What the task requires → Among the records, which lines hold the word "screenshot"? Pick them out.

Information →
┌──
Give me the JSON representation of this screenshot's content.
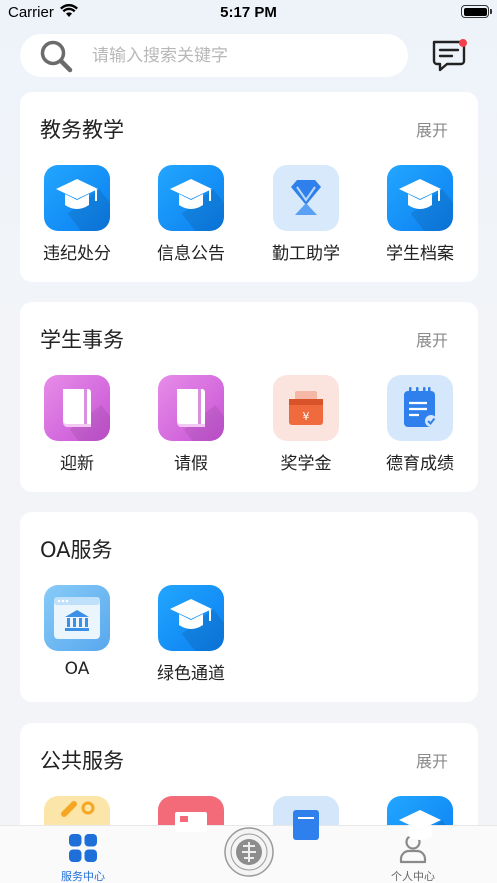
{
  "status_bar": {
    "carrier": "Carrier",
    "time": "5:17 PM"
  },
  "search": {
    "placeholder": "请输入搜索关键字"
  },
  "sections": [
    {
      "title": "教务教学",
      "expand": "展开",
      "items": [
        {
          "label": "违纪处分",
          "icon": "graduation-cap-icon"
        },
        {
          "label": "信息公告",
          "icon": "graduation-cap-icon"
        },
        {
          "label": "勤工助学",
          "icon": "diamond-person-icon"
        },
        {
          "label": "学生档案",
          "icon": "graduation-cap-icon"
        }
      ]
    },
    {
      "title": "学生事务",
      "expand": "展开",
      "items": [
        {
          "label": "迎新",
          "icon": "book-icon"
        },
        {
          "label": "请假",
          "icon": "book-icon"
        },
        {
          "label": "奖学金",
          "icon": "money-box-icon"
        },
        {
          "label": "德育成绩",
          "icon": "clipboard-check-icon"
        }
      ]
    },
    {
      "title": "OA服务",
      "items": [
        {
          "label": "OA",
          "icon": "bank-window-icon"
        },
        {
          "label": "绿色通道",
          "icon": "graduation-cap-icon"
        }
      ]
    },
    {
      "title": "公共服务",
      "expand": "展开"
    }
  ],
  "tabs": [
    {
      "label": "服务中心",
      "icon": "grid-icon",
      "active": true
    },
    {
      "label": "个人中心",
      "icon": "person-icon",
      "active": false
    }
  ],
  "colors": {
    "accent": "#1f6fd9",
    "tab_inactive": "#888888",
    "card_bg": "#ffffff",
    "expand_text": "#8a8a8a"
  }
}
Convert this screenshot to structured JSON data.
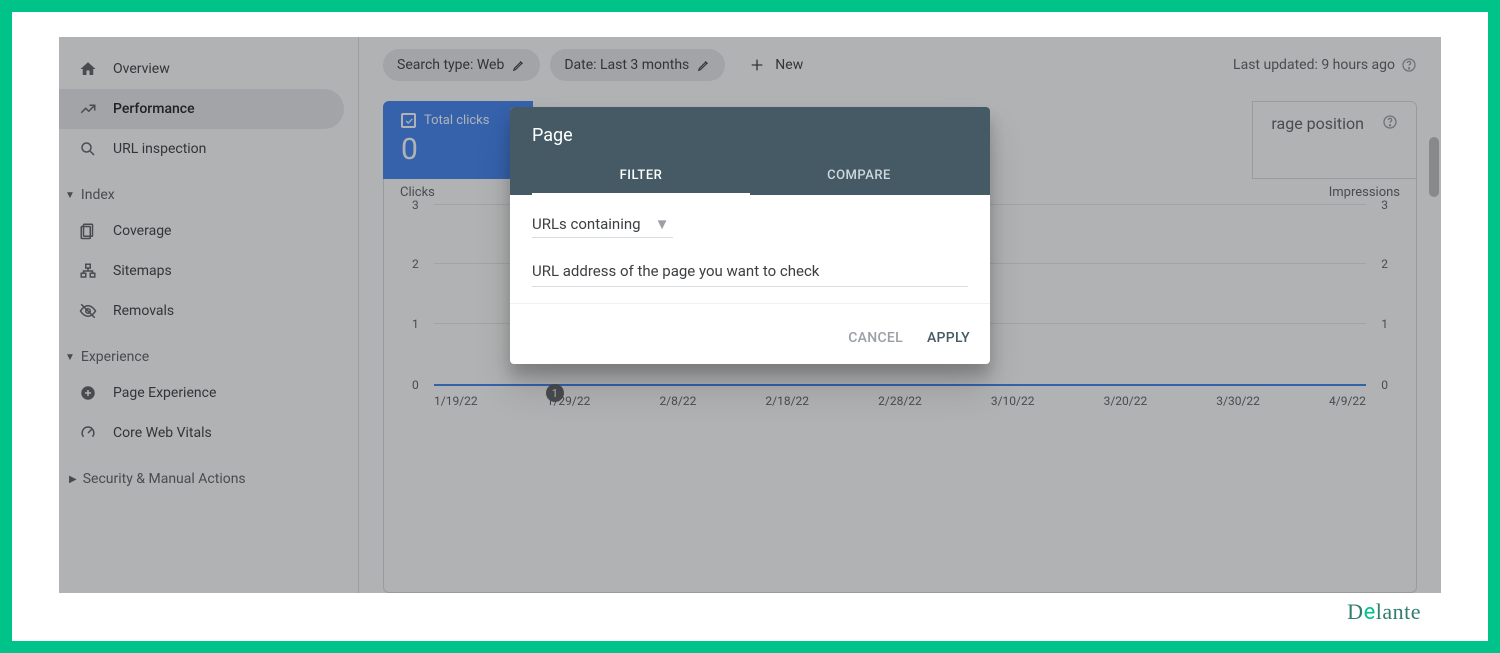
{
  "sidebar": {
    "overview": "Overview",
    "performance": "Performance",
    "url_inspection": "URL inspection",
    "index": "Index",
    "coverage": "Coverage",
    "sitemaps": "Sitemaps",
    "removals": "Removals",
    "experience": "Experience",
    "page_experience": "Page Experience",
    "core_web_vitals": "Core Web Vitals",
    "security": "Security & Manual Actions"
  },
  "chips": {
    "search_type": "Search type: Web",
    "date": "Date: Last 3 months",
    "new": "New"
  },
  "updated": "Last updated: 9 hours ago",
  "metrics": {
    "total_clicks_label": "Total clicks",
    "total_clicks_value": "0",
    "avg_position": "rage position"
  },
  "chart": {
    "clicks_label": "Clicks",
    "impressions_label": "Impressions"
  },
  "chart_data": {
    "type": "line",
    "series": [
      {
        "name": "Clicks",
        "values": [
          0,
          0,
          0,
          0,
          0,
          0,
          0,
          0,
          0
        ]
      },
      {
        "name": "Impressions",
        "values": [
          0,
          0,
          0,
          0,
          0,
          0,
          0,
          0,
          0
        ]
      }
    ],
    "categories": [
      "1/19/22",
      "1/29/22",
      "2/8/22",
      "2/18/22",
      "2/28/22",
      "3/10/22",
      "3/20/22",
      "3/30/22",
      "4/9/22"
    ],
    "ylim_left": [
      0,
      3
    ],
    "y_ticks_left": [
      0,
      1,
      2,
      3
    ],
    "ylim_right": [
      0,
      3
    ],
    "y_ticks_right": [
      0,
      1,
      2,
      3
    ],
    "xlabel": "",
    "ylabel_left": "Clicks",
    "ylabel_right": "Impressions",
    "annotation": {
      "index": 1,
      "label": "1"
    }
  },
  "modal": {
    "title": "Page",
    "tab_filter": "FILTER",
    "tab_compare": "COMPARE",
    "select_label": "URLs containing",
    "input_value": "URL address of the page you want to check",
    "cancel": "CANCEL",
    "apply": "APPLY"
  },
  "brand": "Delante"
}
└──
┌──
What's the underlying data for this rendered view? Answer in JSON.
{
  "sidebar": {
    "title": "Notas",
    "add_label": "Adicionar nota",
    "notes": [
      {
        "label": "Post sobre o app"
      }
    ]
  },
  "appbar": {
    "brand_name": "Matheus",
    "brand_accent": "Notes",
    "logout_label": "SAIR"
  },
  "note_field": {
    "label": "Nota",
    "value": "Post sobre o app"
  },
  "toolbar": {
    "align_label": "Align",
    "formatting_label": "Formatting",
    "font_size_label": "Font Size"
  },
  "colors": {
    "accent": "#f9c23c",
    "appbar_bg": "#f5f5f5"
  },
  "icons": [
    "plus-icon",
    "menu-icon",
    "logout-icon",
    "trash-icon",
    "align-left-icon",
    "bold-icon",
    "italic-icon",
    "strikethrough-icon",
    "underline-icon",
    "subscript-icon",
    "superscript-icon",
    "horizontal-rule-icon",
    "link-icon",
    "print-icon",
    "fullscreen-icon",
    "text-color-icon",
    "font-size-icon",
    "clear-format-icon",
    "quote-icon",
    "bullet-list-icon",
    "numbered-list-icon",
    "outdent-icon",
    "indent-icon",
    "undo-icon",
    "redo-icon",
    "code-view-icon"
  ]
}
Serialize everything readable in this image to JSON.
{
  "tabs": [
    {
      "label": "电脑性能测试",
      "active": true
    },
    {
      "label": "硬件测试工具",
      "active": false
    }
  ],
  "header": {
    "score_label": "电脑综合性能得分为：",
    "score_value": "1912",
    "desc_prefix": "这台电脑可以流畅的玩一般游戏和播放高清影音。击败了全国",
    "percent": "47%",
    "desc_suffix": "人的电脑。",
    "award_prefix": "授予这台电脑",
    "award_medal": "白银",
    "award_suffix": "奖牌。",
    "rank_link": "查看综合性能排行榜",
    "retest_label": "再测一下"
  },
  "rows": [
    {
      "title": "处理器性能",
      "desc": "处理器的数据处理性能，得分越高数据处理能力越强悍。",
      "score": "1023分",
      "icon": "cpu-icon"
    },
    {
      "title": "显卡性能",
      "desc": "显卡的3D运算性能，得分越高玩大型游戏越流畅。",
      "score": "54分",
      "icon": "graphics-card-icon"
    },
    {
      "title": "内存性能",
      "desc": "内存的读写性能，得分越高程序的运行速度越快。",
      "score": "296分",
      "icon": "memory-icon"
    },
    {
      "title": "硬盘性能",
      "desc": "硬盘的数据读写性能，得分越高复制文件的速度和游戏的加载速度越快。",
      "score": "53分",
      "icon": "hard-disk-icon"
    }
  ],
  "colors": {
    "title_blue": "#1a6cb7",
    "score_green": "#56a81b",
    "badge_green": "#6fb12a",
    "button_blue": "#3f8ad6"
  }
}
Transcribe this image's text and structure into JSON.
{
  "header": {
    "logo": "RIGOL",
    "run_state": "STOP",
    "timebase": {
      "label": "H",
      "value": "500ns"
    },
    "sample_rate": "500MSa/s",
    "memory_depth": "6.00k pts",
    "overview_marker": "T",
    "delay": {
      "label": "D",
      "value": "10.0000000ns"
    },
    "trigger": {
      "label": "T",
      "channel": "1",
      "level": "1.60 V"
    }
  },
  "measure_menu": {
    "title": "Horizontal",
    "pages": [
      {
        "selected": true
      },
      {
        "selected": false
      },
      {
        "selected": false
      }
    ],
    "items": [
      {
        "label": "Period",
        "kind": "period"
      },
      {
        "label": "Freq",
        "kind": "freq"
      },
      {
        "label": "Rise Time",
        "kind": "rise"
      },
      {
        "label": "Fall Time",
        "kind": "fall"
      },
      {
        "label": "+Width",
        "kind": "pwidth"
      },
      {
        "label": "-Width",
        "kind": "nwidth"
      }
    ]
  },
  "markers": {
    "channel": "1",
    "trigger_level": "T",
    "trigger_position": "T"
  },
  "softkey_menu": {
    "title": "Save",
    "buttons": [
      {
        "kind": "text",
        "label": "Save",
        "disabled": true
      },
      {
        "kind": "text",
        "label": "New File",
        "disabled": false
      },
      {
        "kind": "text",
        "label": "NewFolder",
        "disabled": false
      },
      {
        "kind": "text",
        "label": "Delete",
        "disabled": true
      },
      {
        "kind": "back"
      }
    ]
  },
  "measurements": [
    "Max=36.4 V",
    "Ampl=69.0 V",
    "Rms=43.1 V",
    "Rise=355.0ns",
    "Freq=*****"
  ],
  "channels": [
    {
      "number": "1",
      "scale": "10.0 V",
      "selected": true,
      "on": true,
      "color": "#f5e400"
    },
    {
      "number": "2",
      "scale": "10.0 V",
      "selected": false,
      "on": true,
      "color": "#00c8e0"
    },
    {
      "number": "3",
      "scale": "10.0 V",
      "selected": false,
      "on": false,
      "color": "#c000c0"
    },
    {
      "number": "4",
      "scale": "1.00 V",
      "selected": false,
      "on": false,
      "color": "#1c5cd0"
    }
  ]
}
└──
Exercise response →
Give me the JSON representation of this screenshot's content.
Convert this screenshot to structured JSON data.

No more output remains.